Village post offices can only survive if social welfare customers withdraw cash payments there instead of choosing direct payments to banks, says Laois' Sinn Féin TD Brian Stanley.
He is calling for a pilot scheme between credit unions and post offices to be rolled out nationwide to save post offices from closure.
“It is crucial however that the government does not continue to encourage business away from Post offices by directing people to have welfare payments paid directly into bank accounts,” he said.
Asked if banking is not simply more efficient, private and safer, he said “the problem is it is becoming more or less compulsory”.
“The problem with banking is people on a low income can become overdrawn. A single payment account can be set up in a post office, with deductions for utilities and local authority rents, and I understand these accounts cannot become overdrawn. That works very well and people are happy with that,” he said.
The personal touch at a post office is important for elderly people on pensions he said.
“The problem with banks is after a couple of months, they could find no-one only a machine. At least in the post office, they have someone to assist them,” he said.
The Sinn Féin spokesperson on Communications, Dep Stanley met representatives of An Post and the Communication Workers Union, following the successful pilot scheme, which added financial services to post offices.
“Our post office network reaches in nearly every village, and with modern technology, paying bills can and should be done. A lot of rural post offices will not survive unless they increase services,” he said.

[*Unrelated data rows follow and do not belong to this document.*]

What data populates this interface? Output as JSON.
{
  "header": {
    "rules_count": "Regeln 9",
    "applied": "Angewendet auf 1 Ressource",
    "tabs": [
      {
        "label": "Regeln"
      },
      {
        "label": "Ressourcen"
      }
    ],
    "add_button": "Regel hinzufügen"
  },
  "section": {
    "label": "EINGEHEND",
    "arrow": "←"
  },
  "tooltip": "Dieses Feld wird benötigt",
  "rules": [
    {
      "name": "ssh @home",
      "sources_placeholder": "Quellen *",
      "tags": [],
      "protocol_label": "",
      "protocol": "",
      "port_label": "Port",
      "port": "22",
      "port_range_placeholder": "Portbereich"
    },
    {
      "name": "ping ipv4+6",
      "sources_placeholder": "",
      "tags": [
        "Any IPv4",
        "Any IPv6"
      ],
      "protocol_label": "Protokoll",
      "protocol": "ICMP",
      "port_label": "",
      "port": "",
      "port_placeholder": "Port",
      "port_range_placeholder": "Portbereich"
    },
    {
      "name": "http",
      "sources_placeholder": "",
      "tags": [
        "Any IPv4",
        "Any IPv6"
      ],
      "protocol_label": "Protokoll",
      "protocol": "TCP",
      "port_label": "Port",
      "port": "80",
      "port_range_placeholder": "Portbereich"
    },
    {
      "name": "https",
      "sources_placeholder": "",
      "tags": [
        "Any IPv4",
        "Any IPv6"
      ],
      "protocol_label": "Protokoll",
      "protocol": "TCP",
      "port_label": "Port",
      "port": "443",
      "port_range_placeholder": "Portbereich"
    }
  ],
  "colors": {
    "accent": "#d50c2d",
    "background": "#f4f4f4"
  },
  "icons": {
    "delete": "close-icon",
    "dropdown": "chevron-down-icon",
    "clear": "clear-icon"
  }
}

“The technology exists to provide a network that is fully computerized and linked, able to sell insurance, process motor tax, and conduct individual banking services. The social cost to small towns and villages of losing a post office needs to be factored in,” Dep Stanley added.